According to Rajat Gupta’s lawyer, there is “no evidence of any profit-sharing arrangements whatsoever” between his client and Raj Rajaratnam, both of whom are currently behind bars for insider trading.
Gary Naftalis, Gupta’s lawyer, made this claim yesterday during oral arguments in an appeals court case that Goldman Sachs Group Inc. shareholder James Mercer brought to recover Gupta’s alleged insider trading profits. U.S. District Court Judge Jed Rakoff dismissed Mercer’s suit in July 2012, saying Mercer failed to “plausibly allege that Gupta himself realized disgorgable profits” from tipping Rajaratnam.
In June, a jury convicted Gupta, a former Goldman board member and head of McKinsey & Co., of insider trading for passing confidential Goldman Sachs financial information to Galleon Group hedge fund co-founder Raj Rajaratnam. Rajaratnam was sentenced to 11 years in prison in October 2011 for insider trading. Rakoff sentenced Gupta to two years in prison in October 2012 for his insider trading crimes. His sentence started yesterday.
Read more about yesterday’s arguments on the Wall Street Journal Law Blog.

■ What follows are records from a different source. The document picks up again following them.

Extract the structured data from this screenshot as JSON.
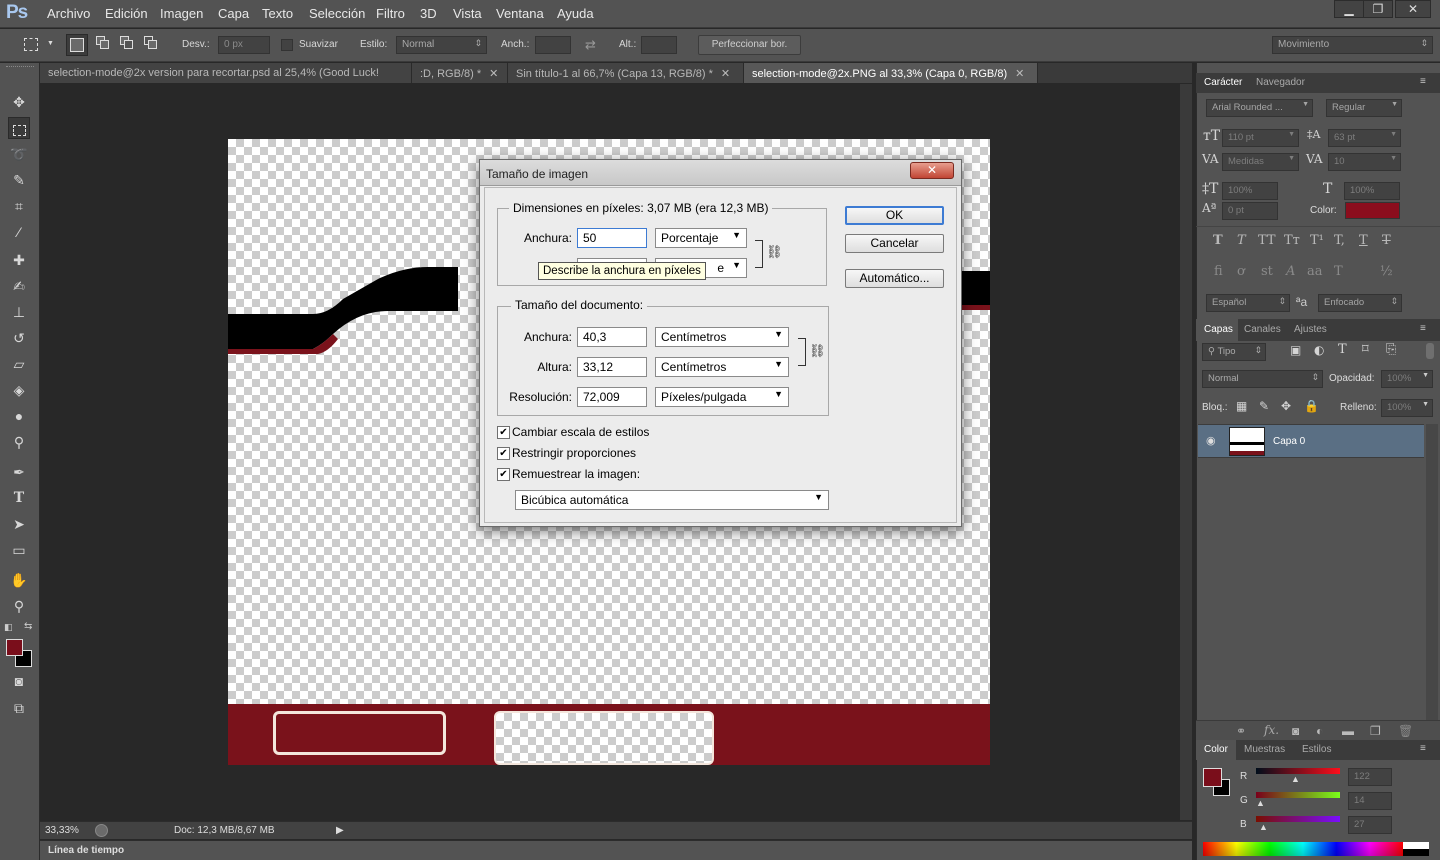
{
  "app": {
    "logo": "Ps"
  },
  "menu": [
    "Archivo",
    "Edición",
    "Imagen",
    "Capa",
    "Texto",
    "Selección",
    "Filtro",
    "3D",
    "Vista",
    "Ventana",
    "Ayuda"
  ],
  "window_controls": {
    "minimize": "▁",
    "restore": "❐",
    "close": "✕"
  },
  "options": {
    "feather_label": "Desv.:",
    "feather_value": "0 px",
    "antialias_label": "Suavizar",
    "style_label": "Estilo:",
    "style_value": "Normal",
    "width_label": "Anch.:",
    "height_label": "Alt.:",
    "refine_button": "Perfeccionar bor.",
    "workspace": "Movimiento"
  },
  "tabs": [
    {
      "label": "selection-mode@2x version para recortar.psd al 25,4% (Good Luck!"
    },
    {
      "label": ":D, RGB/8) *",
      "close": "✕"
    },
    {
      "label": "Sin título-1 al 66,7% (Capa 13, RGB/8) *",
      "close": "✕"
    },
    {
      "label": "selection-mode@2x.PNG al 33,3% (Capa 0, RGB/8)",
      "close": "✕"
    }
  ],
  "status": {
    "zoom": "33,33%",
    "doc": "Doc: 12,3 MB/8,67 MB",
    "arrow": "▶"
  },
  "timeline": {
    "label": "Línea de tiempo"
  },
  "character_panel": {
    "tabs": [
      "Carácter",
      "Navegador"
    ],
    "font_family": "Arial Rounded ...",
    "font_style": "Regular",
    "size": "110 pt",
    "leading": "63 pt",
    "kerning": "Medidas",
    "tracking": "10",
    "vscale": "100%",
    "hscale": "100%",
    "baseline": "0 pt",
    "color_label": "Color:",
    "text_color": "#8b0d1d",
    "styles": [
      "T",
      "T",
      "TT",
      "Tт",
      "T¹",
      "T,",
      "T",
      "T"
    ],
    "opentype": [
      "fi",
      "ơ",
      "st",
      "A",
      "aa",
      "T",
      "½"
    ],
    "language": "Español",
    "aa_icon": "ªa",
    "antialias": "Enfocado"
  },
  "layers_panel": {
    "tabs": [
      "Capas",
      "Canales",
      "Ajustes"
    ],
    "filter": "Tipo",
    "blend_mode": "Normal",
    "opacity_label": "Opacidad:",
    "opacity": "100%",
    "lock_label": "Bloq.:",
    "fill_label": "Relleno:",
    "fill": "100%",
    "layers": [
      {
        "name": "Capa 0",
        "visible_icon": "👁"
      }
    ]
  },
  "color_panel": {
    "tabs": [
      "Color",
      "Muestras",
      "Estilos"
    ],
    "r_label": "R",
    "g_label": "G",
    "b_label": "B",
    "r": "122",
    "g": "14",
    "b": "27",
    "fg_color": "#7a0e1b"
  },
  "dialog": {
    "title": "Tamaño de imagen",
    "close": "✕",
    "pixel_dims_label": "Dimensiones en píxeles: 3,07 MB (era 12,3 MB)",
    "pixel_width_label": "Anchura:",
    "pixel_width": "50",
    "pixel_width_unit": "Porcentaje",
    "pixel_height_unit": "e",
    "doc_size_label": "Tamaño del documento:",
    "doc_width_label": "Anchura:",
    "doc_width": "40,3",
    "doc_width_unit": "Centímetros",
    "doc_height_label": "Altura:",
    "doc_height": "33,12",
    "doc_height_unit": "Centímetros",
    "resolution_label": "Resolución:",
    "resolution": "72,009",
    "resolution_unit": "Píxeles/pulgada",
    "scale_styles": "Cambiar escala de estilos",
    "constrain": "Restringir proporciones",
    "resample": "Remuestrear la imagen:",
    "resample_method": "Bicúbica automática",
    "ok": "OK",
    "cancel": "Cancelar",
    "auto": "Automático...",
    "tooltip": "Describe la anchura en píxeles"
  }
}
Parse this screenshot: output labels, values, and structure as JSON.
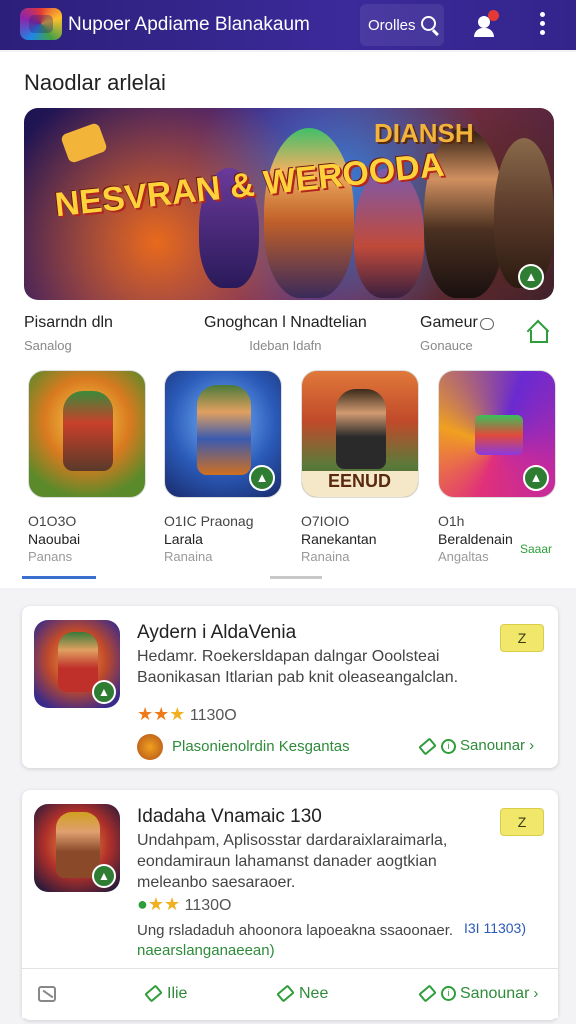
{
  "header": {
    "app_title": "Nupoer Apdiame Blanakaum",
    "search_label": "Orolles",
    "brand_color": "#2c1f7a"
  },
  "section": {
    "title": "Naodlar arlelai"
  },
  "banner": {
    "title_left": "NESVRAN & WEROODA",
    "title_right": "DIANSH"
  },
  "categories": [
    {
      "label": "Pisarndn dln",
      "sub": "Sanalog"
    },
    {
      "label": "Gnoghcan l Nnadtelian",
      "sub": "Ideban Idafn"
    },
    {
      "label": "Gameur",
      "sub": "Gonauce"
    }
  ],
  "tiles": [
    {
      "line1": "O1O3O",
      "line2": "Naoubai",
      "line3": "Panans"
    },
    {
      "line1": "O1IC Praonag",
      "line2": "Larala",
      "line3": "Ranaina"
    },
    {
      "line1": "O7IOIO",
      "line2": "Ranekantan",
      "line3": "Ranaina",
      "stamp": "EENUD"
    },
    {
      "line1": "O1h",
      "line2": "Beraldenain",
      "line3": "Angaltas",
      "extra": "Saaar"
    }
  ],
  "cards": [
    {
      "title": "Aydern i AldaVenia",
      "desc": "Hedamr. Roekersldapan dalngar Ooolsteai Baonikasan Itlarian pab knit oleaseangalclan.",
      "rating": "1130O",
      "get_label": "Z",
      "developer": "Plasonienolrdin Kesgantas",
      "link": "Sanounar"
    },
    {
      "title": "Idadaha Vnamaic 130",
      "desc": "Undahpam, Aplisosstar dardaraixlaraimarla, eondamiraun lahamanst danader aogtkian meleanbo saesaraoer.",
      "rating": "1130O",
      "get_label": "Z",
      "promo": "Ung rsladaduh ahoonora lapoeakna ssaoonaer.",
      "promo_price": "I3I 11303)",
      "developer": "naearslanganaeean)"
    }
  ],
  "bottombar": {
    "item1": "Ilie",
    "item2": "Nee",
    "item3": "Sanounar"
  }
}
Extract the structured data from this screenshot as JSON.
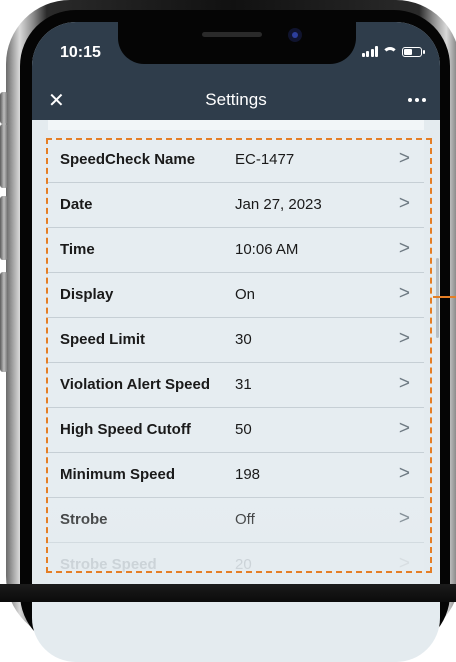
{
  "status_bar": {
    "time": "10:15"
  },
  "nav": {
    "title": "Settings",
    "close_icon": "close-icon",
    "more_icon": "more-icon"
  },
  "accent_color": "#e57e25",
  "settings": [
    {
      "label": "SpeedCheck Name",
      "value": "EC-1477"
    },
    {
      "label": "Date",
      "value": "Jan 27, 2023"
    },
    {
      "label": "Time",
      "value": "10:06 AM"
    },
    {
      "label": "Display",
      "value": "On"
    },
    {
      "label": "Speed Limit",
      "value": "30"
    },
    {
      "label": "Violation Alert Speed",
      "value": "31"
    },
    {
      "label": "High Speed Cutoff",
      "value": "50"
    },
    {
      "label": "Minimum Speed",
      "value": "198"
    },
    {
      "label": "Strobe",
      "value": "Off"
    },
    {
      "label": "Strobe Speed",
      "value": "20"
    }
  ],
  "chevron_glyph": ">"
}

For more InsideCounsel coverage of Gupta’s troubles, read: